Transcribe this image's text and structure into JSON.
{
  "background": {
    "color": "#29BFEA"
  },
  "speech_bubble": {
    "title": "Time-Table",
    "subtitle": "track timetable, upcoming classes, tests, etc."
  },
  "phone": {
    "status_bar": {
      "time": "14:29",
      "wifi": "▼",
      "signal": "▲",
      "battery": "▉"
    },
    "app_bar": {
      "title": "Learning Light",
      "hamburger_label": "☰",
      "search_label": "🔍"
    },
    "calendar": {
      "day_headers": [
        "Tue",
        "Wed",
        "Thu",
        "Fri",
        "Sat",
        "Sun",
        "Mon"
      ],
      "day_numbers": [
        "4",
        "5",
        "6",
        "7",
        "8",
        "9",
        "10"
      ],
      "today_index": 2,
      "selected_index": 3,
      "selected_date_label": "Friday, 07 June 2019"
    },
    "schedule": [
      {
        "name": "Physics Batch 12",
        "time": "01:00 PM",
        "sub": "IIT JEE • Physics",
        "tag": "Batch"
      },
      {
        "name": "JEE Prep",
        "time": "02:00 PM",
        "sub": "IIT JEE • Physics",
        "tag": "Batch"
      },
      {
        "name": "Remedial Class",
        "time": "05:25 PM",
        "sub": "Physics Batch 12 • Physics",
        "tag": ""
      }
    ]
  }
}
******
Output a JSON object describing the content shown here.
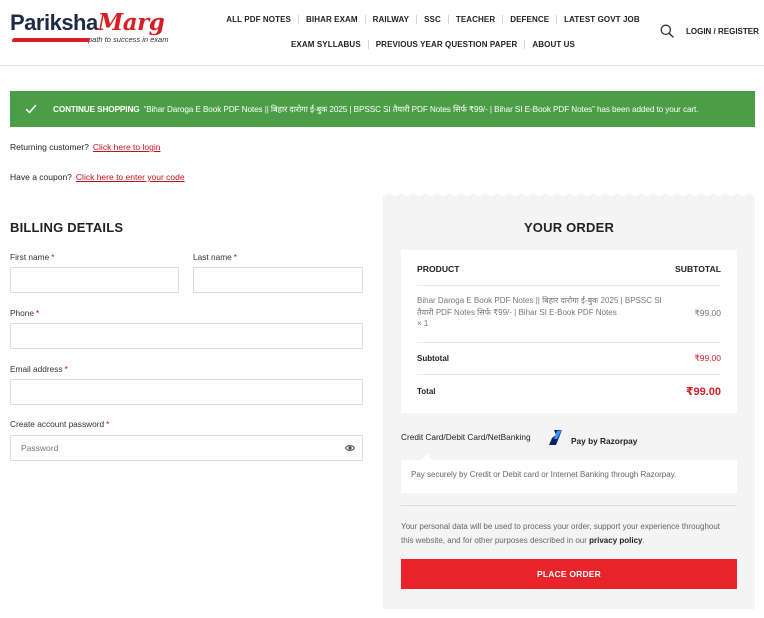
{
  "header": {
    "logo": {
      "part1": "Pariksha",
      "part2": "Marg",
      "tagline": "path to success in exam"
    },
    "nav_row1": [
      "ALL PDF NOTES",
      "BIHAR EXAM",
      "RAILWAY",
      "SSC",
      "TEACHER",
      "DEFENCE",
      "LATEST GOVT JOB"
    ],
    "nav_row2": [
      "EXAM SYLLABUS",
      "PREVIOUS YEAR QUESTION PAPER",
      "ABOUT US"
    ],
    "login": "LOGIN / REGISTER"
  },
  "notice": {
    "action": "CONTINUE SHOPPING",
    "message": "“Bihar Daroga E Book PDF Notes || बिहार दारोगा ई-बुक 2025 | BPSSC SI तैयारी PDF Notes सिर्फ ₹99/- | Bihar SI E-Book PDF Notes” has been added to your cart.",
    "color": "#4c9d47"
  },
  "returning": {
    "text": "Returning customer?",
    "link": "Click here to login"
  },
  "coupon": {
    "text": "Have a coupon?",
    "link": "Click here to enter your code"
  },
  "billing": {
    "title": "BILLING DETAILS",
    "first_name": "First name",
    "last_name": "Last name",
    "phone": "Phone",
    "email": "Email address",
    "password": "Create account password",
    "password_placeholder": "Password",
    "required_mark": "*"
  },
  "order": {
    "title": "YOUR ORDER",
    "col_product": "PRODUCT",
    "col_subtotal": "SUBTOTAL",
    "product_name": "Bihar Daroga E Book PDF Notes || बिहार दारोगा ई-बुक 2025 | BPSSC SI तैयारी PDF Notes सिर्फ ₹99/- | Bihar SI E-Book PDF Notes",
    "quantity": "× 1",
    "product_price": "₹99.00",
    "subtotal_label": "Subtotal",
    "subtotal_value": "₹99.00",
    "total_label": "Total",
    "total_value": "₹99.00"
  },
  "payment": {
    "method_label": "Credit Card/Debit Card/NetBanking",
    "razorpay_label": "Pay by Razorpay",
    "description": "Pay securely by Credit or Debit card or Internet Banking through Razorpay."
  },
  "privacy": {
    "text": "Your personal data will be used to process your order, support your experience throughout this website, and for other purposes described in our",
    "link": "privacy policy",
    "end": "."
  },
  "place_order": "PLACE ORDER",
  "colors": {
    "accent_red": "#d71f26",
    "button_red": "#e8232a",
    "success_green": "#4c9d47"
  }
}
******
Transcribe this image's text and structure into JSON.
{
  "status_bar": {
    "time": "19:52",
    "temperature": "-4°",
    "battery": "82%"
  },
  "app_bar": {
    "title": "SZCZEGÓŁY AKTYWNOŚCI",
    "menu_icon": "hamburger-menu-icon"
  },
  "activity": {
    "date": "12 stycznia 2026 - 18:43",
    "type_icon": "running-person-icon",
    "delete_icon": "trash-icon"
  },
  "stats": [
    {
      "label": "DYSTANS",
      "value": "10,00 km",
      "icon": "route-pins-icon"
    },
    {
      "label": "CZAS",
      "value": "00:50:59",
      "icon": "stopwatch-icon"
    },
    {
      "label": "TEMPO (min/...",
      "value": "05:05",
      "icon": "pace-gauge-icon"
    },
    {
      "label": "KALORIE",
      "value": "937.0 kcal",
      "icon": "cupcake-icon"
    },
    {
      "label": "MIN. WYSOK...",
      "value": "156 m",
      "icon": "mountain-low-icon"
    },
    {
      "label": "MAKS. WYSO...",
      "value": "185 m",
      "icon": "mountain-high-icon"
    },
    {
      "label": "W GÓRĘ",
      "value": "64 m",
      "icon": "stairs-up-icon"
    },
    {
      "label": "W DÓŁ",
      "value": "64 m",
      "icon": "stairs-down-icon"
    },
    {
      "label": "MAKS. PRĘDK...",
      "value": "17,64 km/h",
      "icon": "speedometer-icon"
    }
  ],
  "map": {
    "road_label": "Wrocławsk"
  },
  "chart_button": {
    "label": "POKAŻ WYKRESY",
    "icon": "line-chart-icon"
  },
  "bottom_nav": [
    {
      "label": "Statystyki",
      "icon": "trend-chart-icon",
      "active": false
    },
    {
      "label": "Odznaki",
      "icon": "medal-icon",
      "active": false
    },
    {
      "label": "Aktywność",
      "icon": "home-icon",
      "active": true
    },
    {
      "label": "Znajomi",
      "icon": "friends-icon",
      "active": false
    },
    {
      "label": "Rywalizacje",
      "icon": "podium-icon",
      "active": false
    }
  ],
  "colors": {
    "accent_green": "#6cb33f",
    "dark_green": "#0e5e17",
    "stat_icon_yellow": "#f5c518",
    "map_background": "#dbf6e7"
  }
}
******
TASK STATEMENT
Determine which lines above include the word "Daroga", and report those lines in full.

OUTPUT OF THE TASK
    "message": "“Bihar Daroga E Book PDF Notes || बिहार दारोगा ई-बुक 2025 | BPSSC SI तैयारी PDF Notes सिर्फ ₹99/- | Bihar SI E-Book PDF Notes” has been added to your cart.",
    "product_name": "Bihar Daroga E Book PDF Notes || बिहार दारोगा ई-बुक 2025 | BPSSC SI तैयारी PDF Notes सिर्फ ₹99/- | Bihar SI E-Book PDF Notes",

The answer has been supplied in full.